Does every state hold a primary?

June 19, 2020 Off By idswater

Does every state hold a primary?

Today all 50 states and the District of Columbia have either presidential primaries or caucuses. Some states have both primaries and caucuses. For example, in Alaska and Nebraska, Republicans hold primaries while Democrats convene caucuses. In Kentucky, Democrats hold a primary and Republicans a caucus.

Does each state have its own election laws?

1.1 Role of the States in Regulating Federal Elections. The Times, Places and Manner of holding Elections for Senators and Representatives, shall be prescribed in each State by the Legislature thereof; but the Congress may at any time by Law make or alter such Regulations, except as to the Places of chusing Senators.

What role does the primary play in elections?

Primary: An election where voters select candidates for an upcoming general election. Winning candidates will have delegates sent to the national party convention as their party’s U.S. presidential nominee.

Does each political party choose its state of elections?

Choosing each State’s electors is a two-part process. First, the political parties in each State choose slates of potential electors sometime before the general election. Second, during the general election, the voters in each State select their State’s electors by casting their ballots.

Do you have to choose party on voter registration form?

In general, but not always, states that do not ask voters to choose parties on the voter registration form are “open primary” states. In an open primary, voters may choose privately in which primary to vote.

What happens if there are only two candidates in primary?

Even in races where only one or two candidates filed for a partisan office, that race will still appear in the Primary Election. If a candidate for partisan office who was one of the top two vote-getters in the Primary dies or is disqualified before the General Election, will the party be allowed to name a replacement?

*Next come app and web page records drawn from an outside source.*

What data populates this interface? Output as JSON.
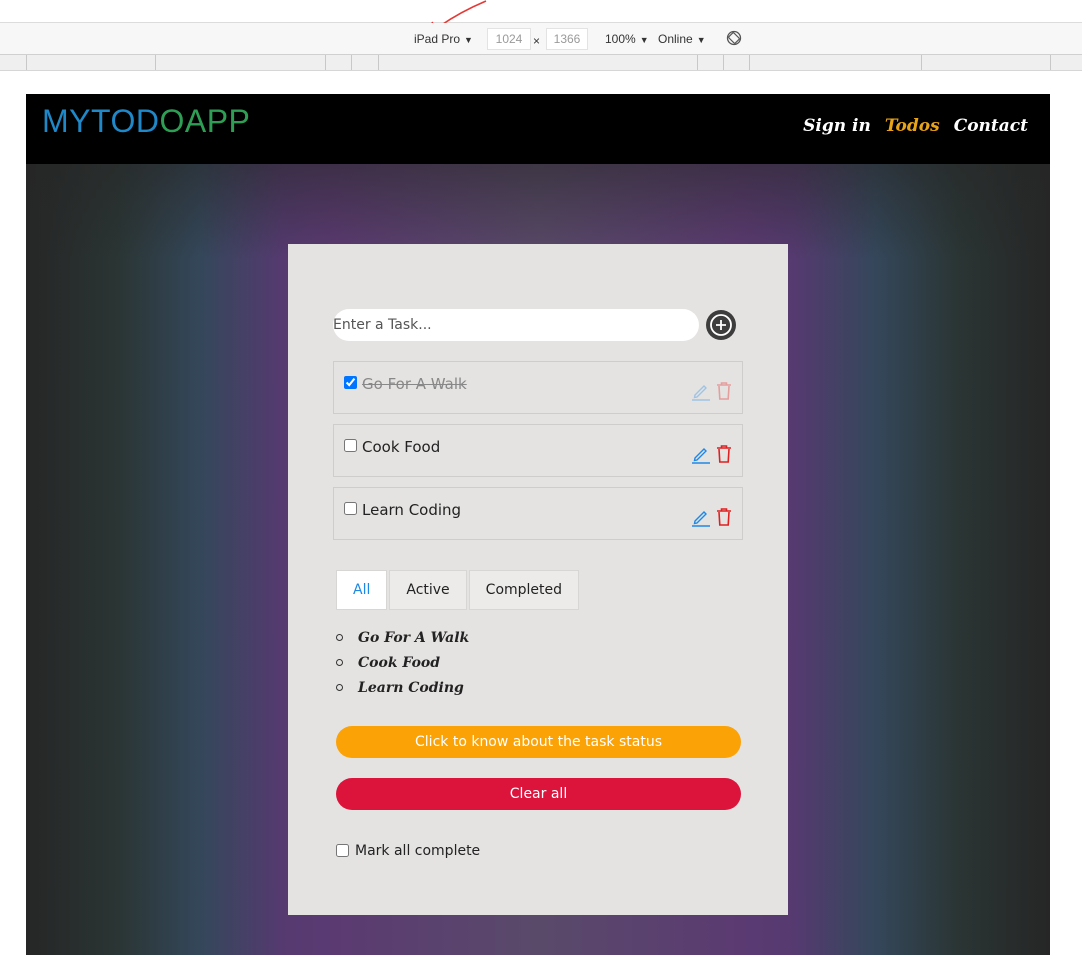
{
  "devtools": {
    "device": "iPad Pro",
    "width": "1024",
    "times": "×",
    "height": "1366",
    "zoom": "100%",
    "network": "Online",
    "caret": "▼"
  },
  "app": {
    "logo_part1": "MYTOD",
    "logo_part2": "OAPP",
    "nav": [
      {
        "label": "Sign in"
      },
      {
        "label": "Todos"
      },
      {
        "label": "Contact"
      }
    ],
    "input_placeholder": "Enter a Task...",
    "todos": [
      {
        "text": "Go For A Walk",
        "completed": true
      },
      {
        "text": "Cook Food",
        "completed": false
      },
      {
        "text": "Learn Coding",
        "completed": false
      }
    ],
    "filters": [
      {
        "label": "All"
      },
      {
        "label": "Active"
      },
      {
        "label": "Completed"
      }
    ],
    "summary": [
      "Go For A Walk",
      "Cook Food",
      "Learn Coding"
    ],
    "status_button": "Click to know about the task status",
    "clear_button": "Clear all",
    "mark_all_label": "Mark all complete",
    "colors": {
      "logo_blue": "#1e88c8",
      "logo_green": "#2e9e55",
      "nav_active": "#e8a317",
      "status_btn": "#fba207",
      "clear_btn": "#dc143c",
      "edit_icon": "#1e88e5",
      "delete_icon": "#e02020"
    }
  }
}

Why is it called Pick a party primary?

When voters do not register with a party before the primary, it is called a pick-a-party primary because the voter can select which party’s primary they wish to vote in on election day. Because of the open nature of this system, a practice known as raiding may occur.

Why are there primaries in the United States?

Proponents of open primaries argue that voters should be able to choose which primary they will vote in at each election. Open primaries allow participation by independents unwilling to declare a party affiliation to vote and prevent intimidation of voters who wish to keep their affiliation private.

In general, but not always, states that do not ask voters to choose parties on the voter registration form are “open primary” states. In an open primary, voters may choose privately in which primary to vote.

Even in races where only one or two candidates filed for a partisan office, that race will still appear in the Primary Election. If a candidate for partisan office who was one of the top two vote-getters in the Primary dies or is disqualified before the General Election, will the party be allowed to name a replacement?

When voters do not register with a party before the primary, it is called a pick-a-party primary because the voter can select which party’s primary they wish to vote in on election day. Because of the open nature of this system, a practice known as raiding may occur.

Are there rules for how political parties nominate candidates?

Yes. State law no longer dictates how political parties conduct their nominations. Now, the state and local parties decide how to conduct their nominations. The rules for party-run nominations vary party to party, and even between the state and local parties.